START Data for this exercise
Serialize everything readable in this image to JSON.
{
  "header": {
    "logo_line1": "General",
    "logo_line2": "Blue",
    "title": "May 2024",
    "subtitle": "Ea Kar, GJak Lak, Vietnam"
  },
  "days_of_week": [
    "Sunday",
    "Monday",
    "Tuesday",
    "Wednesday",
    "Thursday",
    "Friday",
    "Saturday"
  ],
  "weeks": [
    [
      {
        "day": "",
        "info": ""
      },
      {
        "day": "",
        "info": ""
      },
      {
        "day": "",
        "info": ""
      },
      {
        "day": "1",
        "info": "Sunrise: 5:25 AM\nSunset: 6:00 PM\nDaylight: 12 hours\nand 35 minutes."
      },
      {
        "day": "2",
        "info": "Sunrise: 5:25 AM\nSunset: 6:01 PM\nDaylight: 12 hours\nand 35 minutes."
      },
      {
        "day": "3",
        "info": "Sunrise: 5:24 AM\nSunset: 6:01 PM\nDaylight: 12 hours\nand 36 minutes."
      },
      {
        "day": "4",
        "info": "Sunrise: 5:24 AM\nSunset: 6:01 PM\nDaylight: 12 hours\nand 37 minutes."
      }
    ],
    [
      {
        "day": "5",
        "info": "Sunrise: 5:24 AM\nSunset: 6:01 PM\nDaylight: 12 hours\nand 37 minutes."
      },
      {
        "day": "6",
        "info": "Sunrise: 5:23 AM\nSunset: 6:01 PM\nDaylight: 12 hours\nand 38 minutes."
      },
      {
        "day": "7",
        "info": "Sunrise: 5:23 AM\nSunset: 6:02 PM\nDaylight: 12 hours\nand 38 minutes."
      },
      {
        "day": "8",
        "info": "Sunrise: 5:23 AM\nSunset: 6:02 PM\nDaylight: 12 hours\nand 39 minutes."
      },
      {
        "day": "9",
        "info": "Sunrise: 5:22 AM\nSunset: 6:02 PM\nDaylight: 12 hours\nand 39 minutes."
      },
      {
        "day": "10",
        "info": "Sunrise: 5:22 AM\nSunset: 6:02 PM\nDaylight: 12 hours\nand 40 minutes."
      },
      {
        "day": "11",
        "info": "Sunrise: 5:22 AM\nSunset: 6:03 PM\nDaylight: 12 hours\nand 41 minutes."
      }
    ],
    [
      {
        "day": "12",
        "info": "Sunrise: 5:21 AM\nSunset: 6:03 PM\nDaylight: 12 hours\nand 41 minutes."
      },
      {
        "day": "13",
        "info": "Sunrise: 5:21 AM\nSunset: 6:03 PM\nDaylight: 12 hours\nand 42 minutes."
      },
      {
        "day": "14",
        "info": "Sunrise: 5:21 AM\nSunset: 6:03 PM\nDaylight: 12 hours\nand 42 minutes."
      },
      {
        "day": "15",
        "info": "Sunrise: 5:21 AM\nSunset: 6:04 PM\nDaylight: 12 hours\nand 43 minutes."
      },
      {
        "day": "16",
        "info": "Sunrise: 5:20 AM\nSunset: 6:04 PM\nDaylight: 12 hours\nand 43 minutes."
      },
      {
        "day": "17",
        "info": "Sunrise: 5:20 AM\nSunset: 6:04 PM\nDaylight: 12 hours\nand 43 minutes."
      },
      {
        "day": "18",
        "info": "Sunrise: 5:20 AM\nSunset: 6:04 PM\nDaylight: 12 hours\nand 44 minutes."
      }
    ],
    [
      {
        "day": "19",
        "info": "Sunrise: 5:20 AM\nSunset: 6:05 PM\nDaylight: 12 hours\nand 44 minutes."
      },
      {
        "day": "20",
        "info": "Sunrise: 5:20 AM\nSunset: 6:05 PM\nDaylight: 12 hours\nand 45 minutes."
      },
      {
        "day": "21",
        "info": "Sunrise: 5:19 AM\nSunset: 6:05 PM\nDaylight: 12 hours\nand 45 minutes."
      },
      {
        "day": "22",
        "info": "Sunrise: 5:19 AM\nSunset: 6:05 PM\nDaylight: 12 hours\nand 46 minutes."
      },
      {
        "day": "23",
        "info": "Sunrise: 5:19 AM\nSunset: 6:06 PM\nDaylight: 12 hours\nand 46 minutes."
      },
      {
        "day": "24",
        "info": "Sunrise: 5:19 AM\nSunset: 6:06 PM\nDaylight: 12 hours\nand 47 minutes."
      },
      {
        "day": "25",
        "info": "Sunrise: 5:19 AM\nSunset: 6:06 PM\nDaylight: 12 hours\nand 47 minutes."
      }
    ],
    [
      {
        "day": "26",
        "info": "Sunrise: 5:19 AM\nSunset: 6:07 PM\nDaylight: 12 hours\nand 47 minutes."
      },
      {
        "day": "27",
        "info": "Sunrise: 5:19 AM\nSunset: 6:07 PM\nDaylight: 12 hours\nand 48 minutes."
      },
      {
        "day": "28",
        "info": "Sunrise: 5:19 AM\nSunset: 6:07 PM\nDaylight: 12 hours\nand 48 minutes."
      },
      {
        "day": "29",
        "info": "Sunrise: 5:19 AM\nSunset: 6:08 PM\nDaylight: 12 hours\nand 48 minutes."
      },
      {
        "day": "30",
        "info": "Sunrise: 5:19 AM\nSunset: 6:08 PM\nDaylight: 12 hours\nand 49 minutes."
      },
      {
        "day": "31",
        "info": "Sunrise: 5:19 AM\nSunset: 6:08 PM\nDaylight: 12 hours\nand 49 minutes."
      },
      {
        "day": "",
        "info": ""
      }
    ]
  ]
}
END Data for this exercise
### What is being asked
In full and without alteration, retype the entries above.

### Result
Serialize everything readable in this image to JSON.
{
  "header": {
    "logo_line1": "General",
    "logo_line2": "Blue",
    "title": "May 2024",
    "subtitle": "Ea Kar, GJak Lak, Vietnam"
  },
  "days_of_week": [
    "Sunday",
    "Monday",
    "Tuesday",
    "Wednesday",
    "Thursday",
    "Friday",
    "Saturday"
  ],
  "weeks": [
    [
      {
        "day": "",
        "info": ""
      },
      {
        "day": "",
        "info": ""
      },
      {
        "day": "",
        "info": ""
      },
      {
        "day": "1",
        "info": "Sunrise: 5:25 AM\nSunset: 6:00 PM\nDaylight: 12 hours\nand 35 minutes."
      },
      {
        "day": "2",
        "info": "Sunrise: 5:25 AM\nSunset: 6:01 PM\nDaylight: 12 hours\nand 35 minutes."
      },
      {
        "day": "3",
        "info": "Sunrise: 5:24 AM\nSunset: 6:01 PM\nDaylight: 12 hours\nand 36 minutes."
      },
      {
        "day": "4",
        "info": "Sunrise: 5:24 AM\nSunset: 6:01 PM\nDaylight: 12 hours\nand 37 minutes."
      }
    ],
    [
      {
        "day": "5",
        "info": "Sunrise: 5:24 AM\nSunset: 6:01 PM\nDaylight: 12 hours\nand 37 minutes."
      },
      {
        "day": "6",
        "info": "Sunrise: 5:23 AM\nSunset: 6:01 PM\nDaylight: 12 hours\nand 38 minutes."
      },
      {
        "day": "7",
        "info": "Sunrise: 5:23 AM\nSunset: 6:02 PM\nDaylight: 12 hours\nand 38 minutes."
      },
      {
        "day": "8",
        "info": "Sunrise: 5:23 AM\nSunset: 6:02 PM\nDaylight: 12 hours\nand 39 minutes."
      },
      {
        "day": "9",
        "info": "Sunrise: 5:22 AM\nSunset: 6:02 PM\nDaylight: 12 hours\nand 39 minutes."
      },
      {
        "day": "10",
        "info": "Sunrise: 5:22 AM\nSunset: 6:02 PM\nDaylight: 12 hours\nand 40 minutes."
      },
      {
        "day": "11",
        "info": "Sunrise: 5:22 AM\nSunset: 6:03 PM\nDaylight: 12 hours\nand 41 minutes."
      }
    ],
    [
      {
        "day": "12",
        "info": "Sunrise: 5:21 AM\nSunset: 6:03 PM\nDaylight: 12 hours\nand 41 minutes."
      },
      {
        "day": "13",
        "info": "Sunrise: 5:21 AM\nSunset: 6:03 PM\nDaylight: 12 hours\nand 42 minutes."
      },
      {
        "day": "14",
        "info": "Sunrise: 5:21 AM\nSunset: 6:03 PM\nDaylight: 12 hours\nand 42 minutes."
      },
      {
        "day": "15",
        "info": "Sunrise: 5:21 AM\nSunset: 6:04 PM\nDaylight: 12 hours\nand 43 minutes."
      },
      {
        "day": "16",
        "info": "Sunrise: 5:20 AM\nSunset: 6:04 PM\nDaylight: 12 hours\nand 43 minutes."
      },
      {
        "day": "17",
        "info": "Sunrise: 5:20 AM\nSunset: 6:04 PM\nDaylight: 12 hours\nand 43 minutes."
      },
      {
        "day": "18",
        "info": "Sunrise: 5:20 AM\nSunset: 6:04 PM\nDaylight: 12 hours\nand 44 minutes."
      }
    ],
    [
      {
        "day": "19",
        "info": "Sunrise: 5:20 AM\nSunset: 6:05 PM\nDaylight: 12 hours\nand 44 minutes."
      },
      {
        "day": "20",
        "info": "Sunrise: 5:20 AM\nSunset: 6:05 PM\nDaylight: 12 hours\nand 45 minutes."
      },
      {
        "day": "21",
        "info": "Sunrise: 5:19 AM\nSunset: 6:05 PM\nDaylight: 12 hours\nand 45 minutes."
      },
      {
        "day": "22",
        "info": "Sunrise: 5:19 AM\nSunset: 6:05 PM\nDaylight: 12 hours\nand 46 minutes."
      },
      {
        "day": "23",
        "info": "Sunrise: 5:19 AM\nSunset: 6:06 PM\nDaylight: 12 hours\nand 46 minutes."
      },
      {
        "day": "24",
        "info": "Sunrise: 5:19 AM\nSunset: 6:06 PM\nDaylight: 12 hours\nand 47 minutes."
      },
      {
        "day": "25",
        "info": "Sunrise: 5:19 AM\nSunset: 6:06 PM\nDaylight: 12 hours\nand 47 minutes."
      }
    ],
    [
      {
        "day": "26",
        "info": "Sunrise: 5:19 AM\nSunset: 6:07 PM\nDaylight: 12 hours\nand 47 minutes."
      },
      {
        "day": "27",
        "info": "Sunrise: 5:19 AM\nSunset: 6:07 PM\nDaylight: 12 hours\nand 48 minutes."
      },
      {
        "day": "28",
        "info": "Sunrise: 5:19 AM\nSunset: 6:07 PM\nDaylight: 12 hours\nand 48 minutes."
      },
      {
        "day": "29",
        "info": "Sunrise: 5:19 AM\nSunset: 6:08 PM\nDaylight: 12 hours\nand 48 minutes."
      },
      {
        "day": "30",
        "info": "Sunrise: 5:19 AM\nSunset: 6:08 PM\nDaylight: 12 hours\nand 49 minutes."
      },
      {
        "day": "31",
        "info": "Sunrise: 5:19 AM\nSunset: 6:08 PM\nDaylight: 12 hours\nand 49 minutes."
      },
      {
        "day": "",
        "info": ""
      }
    ]
  ]
}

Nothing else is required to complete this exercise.